This article is the second of a four-part “Toolbox” series. Each of these will briefly outline one of the four major approaches to handling a divorce, and how the Consilium process integrates the approach into its model.
I first learned to mediate while in I was in law school. I was trained with The Children’s Hearing Project in Cambridge, Massachusetts by a man named Patrick Phear, who had emigrated to the U.S. from South Africa and developed and was then teaching a new style of co-mediation. All mediations occurred with two mediators present, which provided a fabulous way for me, as a young mediator, to learn. Therefore, while in school I was learning the rules of the Courtroom, at the Children’s Hearing Project (CHP) I was simultaneously learning the art of negotiation.
AT CHP our clients were primarily teenagers and their parents, and many of their issues involved cultural differences between immigrant parents and first generation American children.
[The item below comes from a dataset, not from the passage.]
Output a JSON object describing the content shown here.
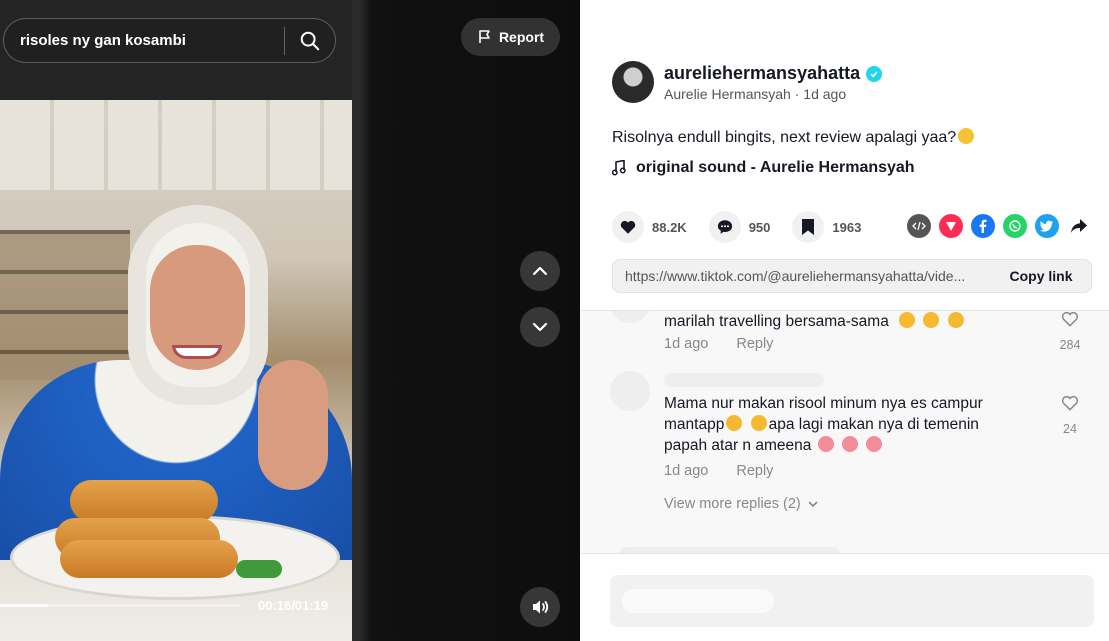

The typical tensions between adolescents and their parents were laced with cultural misunderstandings and language dependencies of parents upon their children. I found myself being young enough to understand the adolescents and old enough to understand the parents. I liked being the fulcrum in the sea-saw of the conflict, and I found it gratifying to help them find common ground.
When I began practicing family law, mediation seemed like a natural fit for the inter-familial discord that was so often a part of that terrain. The model that is most often used by divorcing partners is that in which the two partners, along with the mediator, a neutral third party whose job is to guide them both toward a mutual understanding, work to achieve a Settlement Agreement. Mediation can be effective so long as both partners willingly disclose all of their financial holdings, neither party feels controlled or diminished by the other, and they are able to discuss the issues necessary to restructure their family. For some people, a confidential mediation can feel more comfortable than a public courtroom where grievances can sometimes be aired in such a way that the environment can feel hostile, and even escalate underlying points of discontent.
However despite its promise, there are times when mediation simply isn’t possible. If substance abuse, mental illness, emotional issues (rage or depression for instance), a history of physical abuse, or anything else makes one or both parties feel unsafe being in the room together, mediation is not an appropriate choice.
Consilium ® is built upon the foundation of understanding yourself and the other people in your family, so that if mediation is appropriate it can be incorporated into the restructuring of your family. It does not have to be an either/or alternative. For example, you may begin with traditional litigation, and then mediate all of the issues revolving around your children’s care and upbringing.
It is important to remember that even when people choose to mediate all or a part of their divorce, having legal counsel “in the wings” is important. It is inadvisable to attempt to resolve your family’s legal rights and responsibilities without a clear understanding of the law. Doing so can create future regrets and misunderstandings.